What better way to toast the New Year than with a martini: shaken, not stirred, and sipped at the stroke of midnight? But there is an art to mixing the perfect martini that can only be learnt from a master. Enter Dukes hotel’s legendary bartender Alessandro Palazzi. The reputed “maestro of the martini” has been creating cocktails at Dukes Bar for a decade, and is now sharing his signature technique in a series of Martini Masterclasses commencing Tuesday January 2.

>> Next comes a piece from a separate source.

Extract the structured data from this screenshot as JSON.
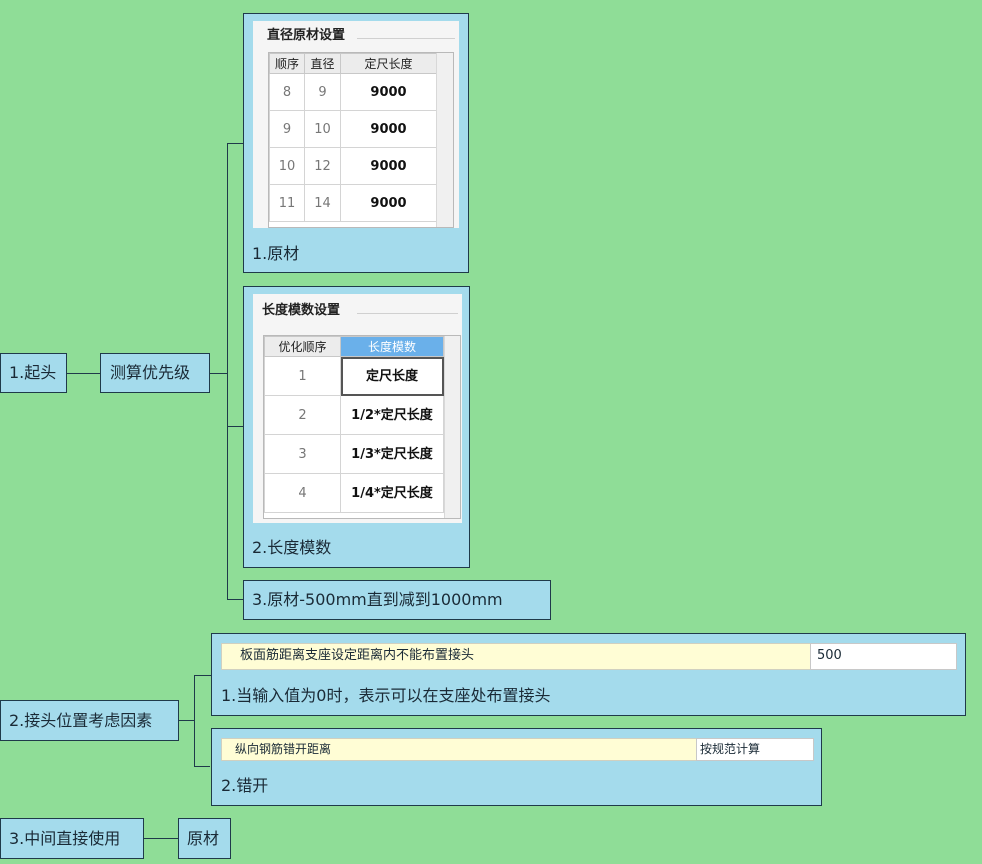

The intimate Mayfair bar is a fitting setting for a cocktail classroom: it was a favoured haunt of author Ian Fleming and said to be central to James Bond’s “shaken, not stirred” apperitivo of choice. Palazzi will host just four to eight guests per session (on request, £125 per person) and guide them through the art of martini making: from the selection of the best gins and vodkas, to the preparation of cold martini glasses, and the finishing touches such as organic orange rinds. “By adding orange peel to the frozen alcohol, some of the oil rises to the top and gives it a different essence. As you drink, the smell of orange comes through, rather than the smell of alcohol. That is how you can distinguish a good martini from a bad one,” Palazzi says.

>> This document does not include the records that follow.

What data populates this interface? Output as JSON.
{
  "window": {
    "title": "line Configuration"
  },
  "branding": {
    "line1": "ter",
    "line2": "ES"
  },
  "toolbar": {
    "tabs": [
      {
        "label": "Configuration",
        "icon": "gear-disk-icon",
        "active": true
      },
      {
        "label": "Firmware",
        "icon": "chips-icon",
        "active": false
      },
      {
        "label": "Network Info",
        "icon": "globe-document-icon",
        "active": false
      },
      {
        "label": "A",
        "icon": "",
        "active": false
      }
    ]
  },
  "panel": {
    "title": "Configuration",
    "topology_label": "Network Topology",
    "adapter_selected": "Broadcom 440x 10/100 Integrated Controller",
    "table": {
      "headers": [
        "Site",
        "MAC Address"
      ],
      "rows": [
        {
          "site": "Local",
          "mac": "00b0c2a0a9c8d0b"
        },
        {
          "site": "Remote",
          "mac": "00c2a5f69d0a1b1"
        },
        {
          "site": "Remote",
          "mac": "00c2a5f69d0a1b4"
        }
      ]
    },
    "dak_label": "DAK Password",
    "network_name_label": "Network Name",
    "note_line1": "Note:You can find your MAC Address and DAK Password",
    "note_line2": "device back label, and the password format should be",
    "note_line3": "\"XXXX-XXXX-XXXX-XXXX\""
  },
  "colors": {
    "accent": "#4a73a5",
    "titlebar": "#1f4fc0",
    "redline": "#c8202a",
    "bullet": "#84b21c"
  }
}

Each animated, two-hour tutorial will focus on various martini recipes, such as the famed Vesper martini. “It incorporates Polish vodka because the spy who inspired Fleming to write his fictional character came from Poland,” Palazzi says. He will also reveal classic gin and vodka recipes, as well the Martinez: a smooth combination of Colombian gin, Martini Rosso, Marachino liquor, orange bitters, Griottine cherry and lemon zest. There will also be homework for willing apprentices, as Palazzi will happily send his guests off with exact measurements for each ingredient so they can conjure the magic at home.
Canapés are included with the interactive tastings, and will be passed around as guests are regaled with amusing tales of the history of each drink. Palazzi’s only stipulation: a two-martini maximum rule. “I don’t tell my guests how or when to drink a martini,” he says. “But a Dukes martini is likely to be too strong.”